Task to carry out →
Your task is to extract every entry that follows word for word while excluding the pictures.

[Extracted records]
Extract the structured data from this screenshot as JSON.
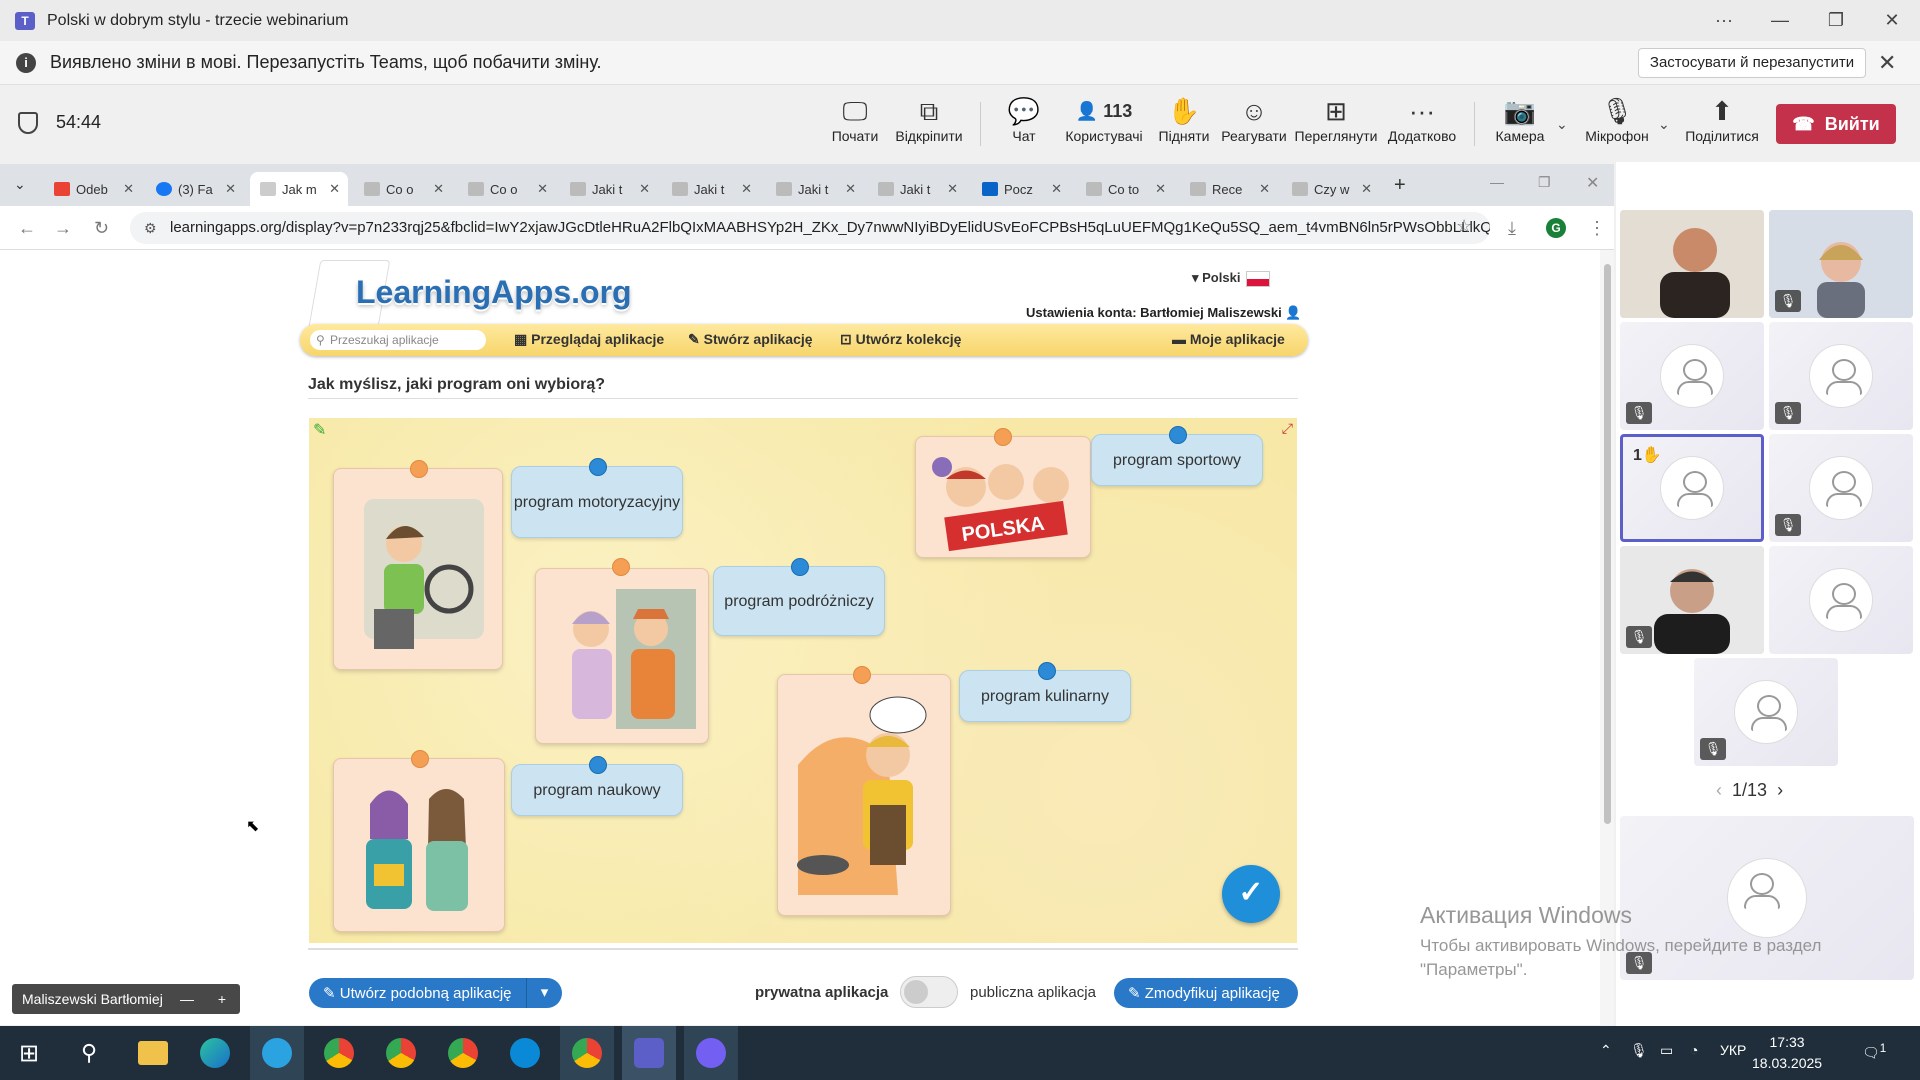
{
  "teams": {
    "title": "Polski w dobrym stylu - trzecie webinarium",
    "notice": "Виявлено зміни в мові. Перезапустіть Teams, щоб побачити зміну.",
    "notice_button": "Застосувати й перезапустити",
    "timer": "54:44",
    "toolbar": {
      "start": "Почати",
      "unpin": "Відкріпити",
      "chat": "Чат",
      "users": "Користувачі",
      "users_count": "113",
      "raise": "Підняти",
      "react": "Реагувати",
      "view": "Переглянути",
      "more": "Додатково",
      "camera": "Камера",
      "mic": "Мікрофон",
      "share": "Поділитися",
      "leave": "Вийти"
    },
    "presenter_name": "Maliszewski Bartłomiej",
    "gallery_pager": "1/13",
    "raised_hand_count": "1"
  },
  "browser": {
    "tabs": [
      "Odeb",
      "(3) Fa",
      "Jak m",
      "Co o",
      "Co o",
      "Jaki t",
      "Jaki t",
      "Jaki t",
      "Jaki t",
      "Pocz",
      "Co to",
      "Rece",
      "Czy w"
    ],
    "url": "learningapps.org/display?v=p7n233rqj25&fbclid=IwY2xjawJGcDtleHRuA2FlbQIxMAABHSYp2H_ZKx_Dy7nwwNIyiBDyElidUSvEoFCPBsH5qLuUEFMQg1KeQu5SQ_aem_t4vmBN6ln5rPWsObbLLlkQ",
    "profile_initial": "G"
  },
  "learningapps": {
    "logo": "LearningApps.org",
    "language": "Polski",
    "account": "Ustawienia konta: Bartłomiej Maliszewski",
    "search_placeholder": "Przeszukaj aplikacje",
    "nav": {
      "browse": "Przeglądaj aplikacje",
      "create": "Stwórz aplikację",
      "collection": "Utwórz kolekcję",
      "mine": "Moje aplikacje"
    },
    "question": "Jak myślisz, jaki program oni wybiorą?",
    "labels": {
      "moto": "program motoryzacyjny",
      "travel": "program podróżniczy",
      "sport": "program sportowy",
      "cooking": "program kulinarny",
      "science": "program naukowy"
    },
    "polska_sign": "POLSKA",
    "bottom": {
      "create_similar": "Utwórz podobną aplikację",
      "private": "prywatna aplikacja",
      "public": "publiczna aplikacja",
      "modify": "Zmodyfikuj aplikację"
    }
  },
  "windows": {
    "activation_title": "Активация Windows",
    "activation_text": "Чтобы активировать Windows, перейдите в раздел \"Параметры\".",
    "language": "УКР",
    "time": "17:33",
    "date": "18.03.2025",
    "notifications": "1"
  }
}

Solution to this exercise →
Extract the structured data from this screenshot as JSON.
{
  "teams": {
    "title": "Polski w dobrym stylu - trzecie webinarium",
    "notice": "Виявлено зміни в мові. Перезапустіть Teams, щоб побачити зміну.",
    "notice_button": "Застосувати й перезапустити",
    "timer": "54:44",
    "toolbar": {
      "start": "Почати",
      "unpin": "Відкріпити",
      "chat": "Чат",
      "users": "Користувачі",
      "users_count": "113",
      "raise": "Підняти",
      "react": "Реагувати",
      "view": "Переглянути",
      "more": "Додатково",
      "camera": "Камера",
      "mic": "Мікрофон",
      "share": "Поділитися",
      "leave": "Вийти"
    },
    "presenter_name": "Maliszewski Bartłomiej",
    "gallery_pager": "1/13",
    "raised_hand_count": "1"
  },
  "browser": {
    "tabs": [
      "Odeb",
      "(3) Fa",
      "Jak m",
      "Co o",
      "Co o",
      "Jaki t",
      "Jaki t",
      "Jaki t",
      "Jaki t",
      "Pocz",
      "Co to",
      "Rece",
      "Czy w"
    ],
    "url": "learningapps.org/display?v=p7n233rqj25&fbclid=IwY2xjawJGcDtleHRuA2FlbQIxMAABHSYp2H_ZKx_Dy7nwwNIyiBDyElidUSvEoFCPBsH5qLuUEFMQg1KeQu5SQ_aem_t4vmBN6ln5rPWsObbLLlkQ",
    "profile_initial": "G"
  },
  "learningapps": {
    "logo": "LearningApps.org",
    "language": "Polski",
    "account": "Ustawienia konta: Bartłomiej Maliszewski",
    "search_placeholder": "Przeszukaj aplikacje",
    "nav": {
      "browse": "Przeglądaj aplikacje",
      "create": "Stwórz aplikację",
      "collection": "Utwórz kolekcję",
      "mine": "Moje aplikacje"
    },
    "question": "Jak myślisz, jaki program oni wybiorą?",
    "labels": {
      "moto": "program motoryzacyjny",
      "travel": "program podróżniczy",
      "sport": "program sportowy",
      "cooking": "program kulinarny",
      "science": "program naukowy"
    },
    "polska_sign": "POLSKA",
    "bottom": {
      "create_similar": "Utwórz podobną aplikację",
      "private": "prywatna aplikacja",
      "public": "publiczna aplikacja",
      "modify": "Zmodyfikuj aplikację"
    }
  },
  "windows": {
    "activation_title": "Активация Windows",
    "activation_text": "Чтобы активировать Windows, перейдите в раздел \"Параметры\".",
    "language": "УКР",
    "time": "17:33",
    "date": "18.03.2025",
    "notifications": "1"
  }
}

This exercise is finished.